:: Extracted information ::

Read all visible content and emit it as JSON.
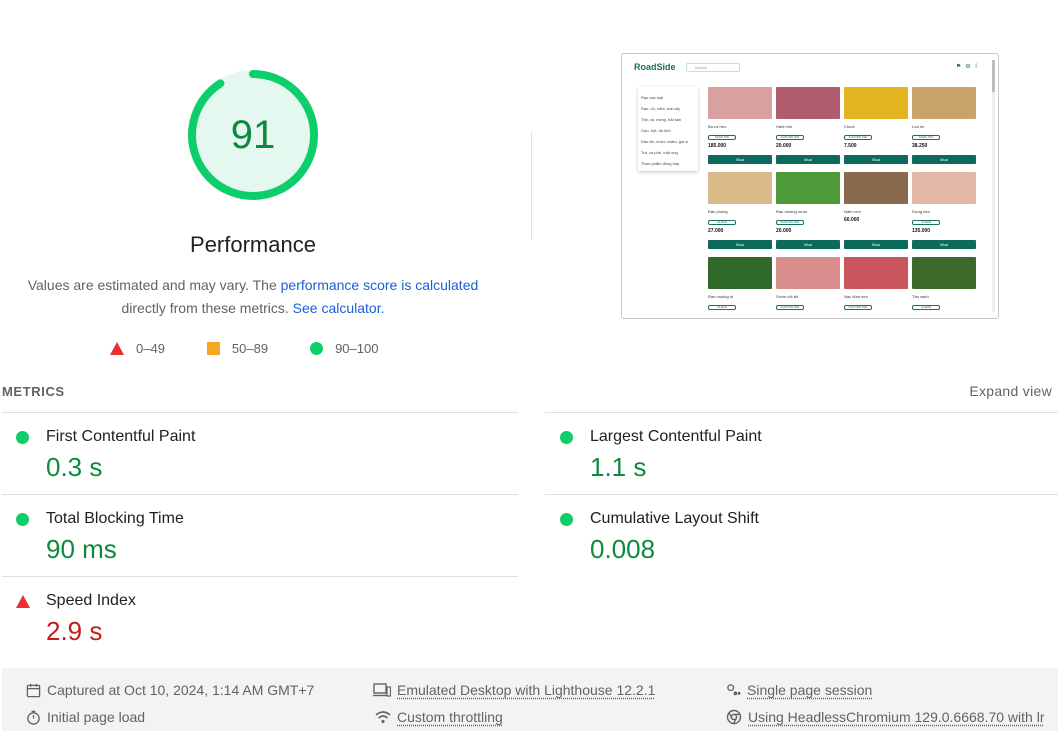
{
  "performance": {
    "score": 91,
    "title": "Performance",
    "description_pre": "Values are estimated and may vary. The ",
    "description_link": "performance score is calculated",
    "description_mid": "directly from these metrics. ",
    "calculator_link": "See calculator.",
    "gauge_color": "#0cce6b",
    "gauge_fill": "#e5f8ef"
  },
  "legend": {
    "fail": "0–49",
    "average": "50–89",
    "pass": "90–100"
  },
  "thumbnail": {
    "logo": "RoadSide",
    "search_placeholder": "Search",
    "categories": [
      "Rau các loại",
      "Rau, củ, nấm, trái cây",
      "Thịt, cá, trứng, hải sản",
      "Gạo, bột, đồ khô",
      "Dầu ăn, nước chấm, gia vị",
      "Trà, cà phê, mật ong",
      "Thực phẩm đóng hộp"
    ],
    "products": [
      {
        "name": "Ba rọi heo",
        "tag": "GIẢM 10K",
        "price": "185.000",
        "color": "#d9a0a0"
      },
      {
        "name": "Hành tím",
        "tag": "KHUYẾN MÃI",
        "price": "20.000",
        "color": "#b05b6e"
      },
      {
        "name": "Chuối",
        "tag": "KHUYẾN MÃI",
        "price": "7.500",
        "color": "#e3b520"
      },
      {
        "name": "Lúa mì",
        "tag": "GIẢM 10%",
        "price": "38.250",
        "color": "#c9a46a"
      },
      {
        "name": "Đậu phộng",
        "tag": "CLEAN",
        "price": "27.000",
        "color": "#d8b98a"
      },
      {
        "name": "Rau muống nước",
        "tag": "KHUYẾN MÃI",
        "price": "20.000",
        "color": "#4e9a3a"
      },
      {
        "name": "Nấm rơm",
        "tag": "",
        "price": "60.000",
        "color": "#8a6a4e"
      },
      {
        "name": "Dựng heo",
        "tag": "CLEAN",
        "price": "135.000",
        "color": "#e2b7a8"
      },
      {
        "name": "Rau muống lá",
        "tag": "CLEAN",
        "price": "",
        "color": "#2f6a2a"
      },
      {
        "name": "Sườn cốt lết",
        "tag": "KHUYẾN MÃI",
        "price": "",
        "color": "#d98c8c"
      },
      {
        "name": "Nạc đùm heo",
        "tag": "KHUYẾN MÃI",
        "price": "",
        "color": "#c9565e"
      },
      {
        "name": "Tảo xanh",
        "tag": "CLEAN",
        "price": "",
        "color": "#3d6b2c"
      }
    ],
    "buy_label": "Mua"
  },
  "metrics": {
    "header": "METRICS",
    "expand": "Expand view",
    "fcp": {
      "label": "First Contentful Paint",
      "value": "0.3 s"
    },
    "lcp": {
      "label": "Largest Contentful Paint",
      "value": "1.1 s"
    },
    "tbt": {
      "label": "Total Blocking Time",
      "value": "90 ms"
    },
    "cls": {
      "label": "Cumulative Layout Shift",
      "value": "0.008"
    },
    "si": {
      "label": "Speed Index",
      "value": "2.9 s"
    }
  },
  "footer": {
    "captured": "Captured at Oct 10, 2024, 1:14 AM GMT+7",
    "initial_load": "Initial page load",
    "emulated": "Emulated Desktop with Lighthouse 12.2.1",
    "throttling": "Custom throttling",
    "session": "Single page session",
    "browser": "Using HeadlessChromium 129.0.6668.70 with lr"
  }
}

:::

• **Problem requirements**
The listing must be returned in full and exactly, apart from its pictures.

• **Answer to the exercise**
Read all visible content and emit it as JSON.
{
  "performance": {
    "score": 91,
    "title": "Performance",
    "description_pre": "Values are estimated and may vary. The ",
    "description_link": "performance score is calculated",
    "description_mid": "directly from these metrics. ",
    "calculator_link": "See calculator.",
    "gauge_color": "#0cce6b",
    "gauge_fill": "#e5f8ef"
  },
  "legend": {
    "fail": "0–49",
    "average": "50–89",
    "pass": "90–100"
  },
  "thumbnail": {
    "logo": "RoadSide",
    "search_placeholder": "Search",
    "categories": [
      "Rau các loại",
      "Rau, củ, nấm, trái cây",
      "Thịt, cá, trứng, hải sản",
      "Gạo, bột, đồ khô",
      "Dầu ăn, nước chấm, gia vị",
      "Trà, cà phê, mật ong",
      "Thực phẩm đóng hộp"
    ],
    "products": [
      {
        "name": "Ba rọi heo",
        "tag": "GIẢM 10K",
        "price": "185.000",
        "color": "#d9a0a0"
      },
      {
        "name": "Hành tím",
        "tag": "KHUYẾN MÃI",
        "price": "20.000",
        "color": "#b05b6e"
      },
      {
        "name": "Chuối",
        "tag": "KHUYẾN MÃI",
        "price": "7.500",
        "color": "#e3b520"
      },
      {
        "name": "Lúa mì",
        "tag": "GIẢM 10%",
        "price": "38.250",
        "color": "#c9a46a"
      },
      {
        "name": "Đậu phộng",
        "tag": "CLEAN",
        "price": "27.000",
        "color": "#d8b98a"
      },
      {
        "name": "Rau muống nước",
        "tag": "KHUYẾN MÃI",
        "price": "20.000",
        "color": "#4e9a3a"
      },
      {
        "name": "Nấm rơm",
        "tag": "",
        "price": "60.000",
        "color": "#8a6a4e"
      },
      {
        "name": "Dựng heo",
        "tag": "CLEAN",
        "price": "135.000",
        "color": "#e2b7a8"
      },
      {
        "name": "Rau muống lá",
        "tag": "CLEAN",
        "price": "",
        "color": "#2f6a2a"
      },
      {
        "name": "Sườn cốt lết",
        "tag": "KHUYẾN MÃI",
        "price": "",
        "color": "#d98c8c"
      },
      {
        "name": "Nạc đùm heo",
        "tag": "KHUYẾN MÃI",
        "price": "",
        "color": "#c9565e"
      },
      {
        "name": "Tảo xanh",
        "tag": "CLEAN",
        "price": "",
        "color": "#3d6b2c"
      }
    ],
    "buy_label": "Mua"
  },
  "metrics": {
    "header": "METRICS",
    "expand": "Expand view",
    "fcp": {
      "label": "First Contentful Paint",
      "value": "0.3 s"
    },
    "lcp": {
      "label": "Largest Contentful Paint",
      "value": "1.1 s"
    },
    "tbt": {
      "label": "Total Blocking Time",
      "value": "90 ms"
    },
    "cls": {
      "label": "Cumulative Layout Shift",
      "value": "0.008"
    },
    "si": {
      "label": "Speed Index",
      "value": "2.9 s"
    }
  },
  "footer": {
    "captured": "Captured at Oct 10, 2024, 1:14 AM GMT+7",
    "initial_load": "Initial page load",
    "emulated": "Emulated Desktop with Lighthouse 12.2.1",
    "throttling": "Custom throttling",
    "session": "Single page session",
    "browser": "Using HeadlessChromium 129.0.6668.70 with lr"
  }
}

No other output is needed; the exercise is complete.